Action item: Which lines of the data hold the word "selected"? Copy all of them.
------
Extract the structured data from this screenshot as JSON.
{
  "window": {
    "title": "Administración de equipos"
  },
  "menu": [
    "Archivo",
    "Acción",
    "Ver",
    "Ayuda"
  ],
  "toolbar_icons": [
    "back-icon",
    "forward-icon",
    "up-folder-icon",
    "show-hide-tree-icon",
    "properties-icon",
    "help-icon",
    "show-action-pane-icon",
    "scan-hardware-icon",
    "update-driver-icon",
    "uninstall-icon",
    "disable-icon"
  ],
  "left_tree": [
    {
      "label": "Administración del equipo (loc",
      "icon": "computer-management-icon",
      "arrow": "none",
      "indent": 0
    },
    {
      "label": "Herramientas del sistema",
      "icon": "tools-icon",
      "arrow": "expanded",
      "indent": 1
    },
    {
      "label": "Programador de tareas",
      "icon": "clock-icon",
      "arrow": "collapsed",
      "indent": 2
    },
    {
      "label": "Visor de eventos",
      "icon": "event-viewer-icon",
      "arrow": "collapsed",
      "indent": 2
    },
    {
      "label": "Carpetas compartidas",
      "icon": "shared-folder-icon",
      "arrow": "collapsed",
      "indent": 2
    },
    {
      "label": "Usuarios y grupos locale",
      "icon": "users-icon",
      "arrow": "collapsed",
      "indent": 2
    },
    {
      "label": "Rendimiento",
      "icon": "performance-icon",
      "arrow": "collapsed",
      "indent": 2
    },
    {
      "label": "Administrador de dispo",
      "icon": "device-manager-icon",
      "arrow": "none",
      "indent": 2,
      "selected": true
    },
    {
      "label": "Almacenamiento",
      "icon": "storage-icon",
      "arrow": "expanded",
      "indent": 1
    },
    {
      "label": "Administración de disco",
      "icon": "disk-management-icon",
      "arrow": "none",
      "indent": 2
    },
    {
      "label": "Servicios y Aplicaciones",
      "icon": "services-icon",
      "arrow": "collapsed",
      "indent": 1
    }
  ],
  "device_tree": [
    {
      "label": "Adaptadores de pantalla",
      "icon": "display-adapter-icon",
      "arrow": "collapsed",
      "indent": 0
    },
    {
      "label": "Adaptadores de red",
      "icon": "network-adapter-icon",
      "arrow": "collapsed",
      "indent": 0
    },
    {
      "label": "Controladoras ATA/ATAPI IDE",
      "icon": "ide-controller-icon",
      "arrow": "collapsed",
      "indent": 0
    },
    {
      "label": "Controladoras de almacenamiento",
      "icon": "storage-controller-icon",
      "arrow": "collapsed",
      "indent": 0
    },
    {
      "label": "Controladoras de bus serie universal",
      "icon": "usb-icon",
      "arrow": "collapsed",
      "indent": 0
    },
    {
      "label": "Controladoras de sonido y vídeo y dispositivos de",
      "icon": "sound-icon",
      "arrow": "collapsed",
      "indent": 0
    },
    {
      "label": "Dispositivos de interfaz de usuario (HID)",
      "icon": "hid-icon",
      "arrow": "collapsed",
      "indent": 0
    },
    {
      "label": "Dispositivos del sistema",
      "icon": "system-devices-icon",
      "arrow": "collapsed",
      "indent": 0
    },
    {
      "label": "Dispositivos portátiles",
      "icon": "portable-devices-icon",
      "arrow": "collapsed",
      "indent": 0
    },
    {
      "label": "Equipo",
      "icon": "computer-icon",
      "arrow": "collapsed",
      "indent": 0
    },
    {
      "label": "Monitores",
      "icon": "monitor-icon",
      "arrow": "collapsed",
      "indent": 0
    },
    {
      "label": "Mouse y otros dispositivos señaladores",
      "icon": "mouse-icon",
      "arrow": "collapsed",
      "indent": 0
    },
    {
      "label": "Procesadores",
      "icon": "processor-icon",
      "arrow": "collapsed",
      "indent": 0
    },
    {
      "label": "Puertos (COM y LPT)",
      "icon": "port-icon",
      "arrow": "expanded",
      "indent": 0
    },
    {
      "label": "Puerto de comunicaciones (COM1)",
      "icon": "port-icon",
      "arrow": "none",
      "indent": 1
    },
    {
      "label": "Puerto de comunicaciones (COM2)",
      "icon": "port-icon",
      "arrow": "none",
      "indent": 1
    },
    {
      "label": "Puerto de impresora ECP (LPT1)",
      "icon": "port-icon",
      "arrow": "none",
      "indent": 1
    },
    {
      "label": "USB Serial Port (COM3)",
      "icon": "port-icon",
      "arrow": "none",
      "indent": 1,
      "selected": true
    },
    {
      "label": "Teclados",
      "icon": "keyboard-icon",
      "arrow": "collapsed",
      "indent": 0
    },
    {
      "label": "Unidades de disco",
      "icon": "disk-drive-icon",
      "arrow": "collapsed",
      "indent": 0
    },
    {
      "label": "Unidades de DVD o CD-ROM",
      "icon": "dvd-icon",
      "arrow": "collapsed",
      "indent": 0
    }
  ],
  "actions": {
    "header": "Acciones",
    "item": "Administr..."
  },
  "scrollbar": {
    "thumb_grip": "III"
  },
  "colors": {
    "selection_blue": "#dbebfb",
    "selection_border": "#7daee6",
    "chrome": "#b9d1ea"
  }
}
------
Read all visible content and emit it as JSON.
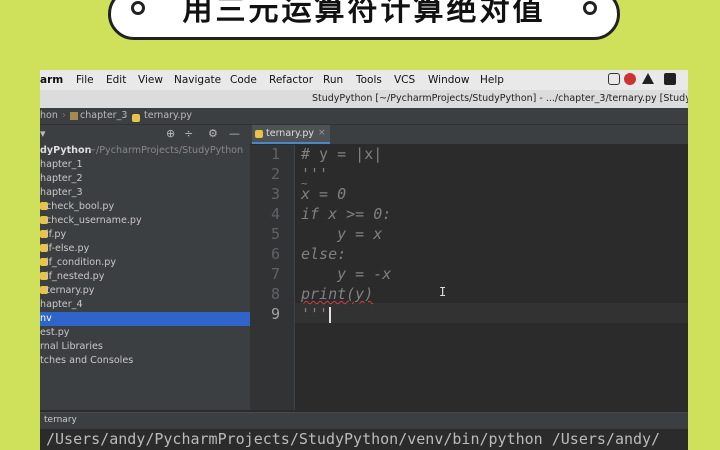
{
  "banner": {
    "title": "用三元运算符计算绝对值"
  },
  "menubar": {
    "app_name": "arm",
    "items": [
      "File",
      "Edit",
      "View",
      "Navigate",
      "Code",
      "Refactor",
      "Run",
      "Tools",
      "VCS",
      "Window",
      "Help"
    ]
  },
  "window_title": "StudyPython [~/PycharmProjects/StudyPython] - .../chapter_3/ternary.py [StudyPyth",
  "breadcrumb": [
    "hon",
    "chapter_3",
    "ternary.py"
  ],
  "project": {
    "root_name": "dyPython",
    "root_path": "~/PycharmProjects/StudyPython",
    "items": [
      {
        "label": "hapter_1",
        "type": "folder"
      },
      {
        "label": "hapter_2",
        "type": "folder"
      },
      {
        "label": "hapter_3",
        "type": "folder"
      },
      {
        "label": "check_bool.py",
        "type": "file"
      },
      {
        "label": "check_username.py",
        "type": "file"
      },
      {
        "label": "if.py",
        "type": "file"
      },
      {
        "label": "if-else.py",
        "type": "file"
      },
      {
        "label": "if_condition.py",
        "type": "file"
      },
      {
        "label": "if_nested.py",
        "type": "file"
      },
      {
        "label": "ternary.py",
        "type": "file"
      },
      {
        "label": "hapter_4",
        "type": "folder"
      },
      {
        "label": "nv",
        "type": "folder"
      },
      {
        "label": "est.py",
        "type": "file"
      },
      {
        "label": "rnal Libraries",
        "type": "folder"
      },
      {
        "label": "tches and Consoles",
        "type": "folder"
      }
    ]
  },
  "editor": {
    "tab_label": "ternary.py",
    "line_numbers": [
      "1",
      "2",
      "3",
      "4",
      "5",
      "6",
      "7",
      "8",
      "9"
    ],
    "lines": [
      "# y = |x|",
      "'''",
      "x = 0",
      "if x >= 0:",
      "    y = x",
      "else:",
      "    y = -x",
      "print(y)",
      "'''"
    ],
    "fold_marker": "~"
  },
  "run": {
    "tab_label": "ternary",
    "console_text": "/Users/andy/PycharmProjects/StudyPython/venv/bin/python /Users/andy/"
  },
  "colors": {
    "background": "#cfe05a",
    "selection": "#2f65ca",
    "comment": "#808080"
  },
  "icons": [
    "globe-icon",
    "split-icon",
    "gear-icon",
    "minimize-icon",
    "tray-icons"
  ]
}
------
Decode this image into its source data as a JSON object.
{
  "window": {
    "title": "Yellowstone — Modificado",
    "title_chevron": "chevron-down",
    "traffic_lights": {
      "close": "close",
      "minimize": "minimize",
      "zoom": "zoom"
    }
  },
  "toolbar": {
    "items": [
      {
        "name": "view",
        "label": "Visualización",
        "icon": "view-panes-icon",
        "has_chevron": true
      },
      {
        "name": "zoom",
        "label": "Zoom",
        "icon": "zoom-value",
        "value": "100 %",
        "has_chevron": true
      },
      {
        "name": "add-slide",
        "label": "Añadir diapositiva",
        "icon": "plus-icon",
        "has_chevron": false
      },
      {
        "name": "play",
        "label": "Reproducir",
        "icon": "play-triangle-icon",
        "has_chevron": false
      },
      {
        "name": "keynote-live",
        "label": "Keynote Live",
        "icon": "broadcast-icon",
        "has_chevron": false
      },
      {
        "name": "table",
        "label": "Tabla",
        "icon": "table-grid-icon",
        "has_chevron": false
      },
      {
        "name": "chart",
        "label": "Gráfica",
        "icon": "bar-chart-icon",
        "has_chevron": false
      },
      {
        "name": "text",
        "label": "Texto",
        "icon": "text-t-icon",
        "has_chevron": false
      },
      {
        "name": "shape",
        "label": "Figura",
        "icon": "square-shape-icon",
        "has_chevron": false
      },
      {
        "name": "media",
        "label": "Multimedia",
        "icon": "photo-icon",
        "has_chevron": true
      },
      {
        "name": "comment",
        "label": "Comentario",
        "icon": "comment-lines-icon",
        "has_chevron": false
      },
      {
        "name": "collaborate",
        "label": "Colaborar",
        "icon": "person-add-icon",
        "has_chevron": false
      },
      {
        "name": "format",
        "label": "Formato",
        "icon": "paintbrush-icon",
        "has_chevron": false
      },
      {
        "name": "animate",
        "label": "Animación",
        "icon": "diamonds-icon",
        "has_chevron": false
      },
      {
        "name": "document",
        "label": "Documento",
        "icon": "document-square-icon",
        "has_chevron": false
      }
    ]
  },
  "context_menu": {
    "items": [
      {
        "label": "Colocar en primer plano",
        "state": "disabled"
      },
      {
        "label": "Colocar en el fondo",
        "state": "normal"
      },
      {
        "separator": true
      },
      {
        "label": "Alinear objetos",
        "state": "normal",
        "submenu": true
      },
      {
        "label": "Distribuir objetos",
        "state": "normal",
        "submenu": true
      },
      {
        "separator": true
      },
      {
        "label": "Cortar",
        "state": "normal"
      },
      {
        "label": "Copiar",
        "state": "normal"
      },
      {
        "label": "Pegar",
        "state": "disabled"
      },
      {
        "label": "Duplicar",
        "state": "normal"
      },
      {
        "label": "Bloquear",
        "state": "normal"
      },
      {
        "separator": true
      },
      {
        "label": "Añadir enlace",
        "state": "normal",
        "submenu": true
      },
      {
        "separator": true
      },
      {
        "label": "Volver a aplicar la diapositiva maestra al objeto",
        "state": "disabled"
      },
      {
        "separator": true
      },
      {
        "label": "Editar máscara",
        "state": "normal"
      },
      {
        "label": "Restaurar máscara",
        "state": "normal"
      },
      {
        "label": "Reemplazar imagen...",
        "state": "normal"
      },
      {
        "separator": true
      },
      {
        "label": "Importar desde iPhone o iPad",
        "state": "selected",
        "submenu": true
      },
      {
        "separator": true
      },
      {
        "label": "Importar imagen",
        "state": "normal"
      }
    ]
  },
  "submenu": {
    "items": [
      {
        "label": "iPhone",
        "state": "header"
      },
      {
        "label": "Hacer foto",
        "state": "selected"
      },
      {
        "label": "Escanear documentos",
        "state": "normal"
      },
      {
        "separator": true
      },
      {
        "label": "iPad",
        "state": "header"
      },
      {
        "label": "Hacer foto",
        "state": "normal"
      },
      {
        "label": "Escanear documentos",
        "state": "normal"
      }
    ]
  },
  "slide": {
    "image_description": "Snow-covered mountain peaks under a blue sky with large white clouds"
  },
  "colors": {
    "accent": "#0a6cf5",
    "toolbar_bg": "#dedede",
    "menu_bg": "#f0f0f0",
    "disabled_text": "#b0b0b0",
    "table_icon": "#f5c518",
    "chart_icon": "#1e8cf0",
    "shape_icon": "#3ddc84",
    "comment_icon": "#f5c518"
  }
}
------
Your response:
      "selected": true
      "selected": true
        "state": "selected",
        "state": "selected"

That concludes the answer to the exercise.